━━━ Dataset records

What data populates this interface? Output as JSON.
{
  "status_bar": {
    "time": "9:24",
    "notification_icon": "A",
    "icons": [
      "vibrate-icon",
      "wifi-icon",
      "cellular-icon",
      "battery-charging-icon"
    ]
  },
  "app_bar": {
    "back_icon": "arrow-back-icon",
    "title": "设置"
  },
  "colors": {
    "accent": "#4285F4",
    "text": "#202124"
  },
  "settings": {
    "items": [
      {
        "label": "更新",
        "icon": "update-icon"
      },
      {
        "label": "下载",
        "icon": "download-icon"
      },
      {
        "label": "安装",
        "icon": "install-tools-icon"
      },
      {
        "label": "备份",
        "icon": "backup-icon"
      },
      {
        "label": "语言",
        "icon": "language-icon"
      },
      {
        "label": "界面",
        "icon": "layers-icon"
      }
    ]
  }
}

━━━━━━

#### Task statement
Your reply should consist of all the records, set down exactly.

#### Solution below
What data populates this interface? Output as JSON.
{
  "status_bar": {
    "time": "9:24",
    "notification_icon": "A",
    "icons": [
      "vibrate-icon",
      "wifi-icon",
      "cellular-icon",
      "battery-charging-icon"
    ]
  },
  "app_bar": {
    "back_icon": "arrow-back-icon",
    "title": "设置"
  },
  "colors": {
    "accent": "#4285F4",
    "text": "#202124"
  },
  "settings": {
    "items": [
      {
        "label": "更新",
        "icon": "update-icon"
      },
      {
        "label": "下载",
        "icon": "download-icon"
      },
      {
        "label": "安装",
        "icon": "install-tools-icon"
      },
      {
        "label": "备份",
        "icon": "backup-icon"
      },
      {
        "label": "语言",
        "icon": "language-icon"
      },
      {
        "label": "界面",
        "icon": "layers-icon"
      }
    ]
  }
}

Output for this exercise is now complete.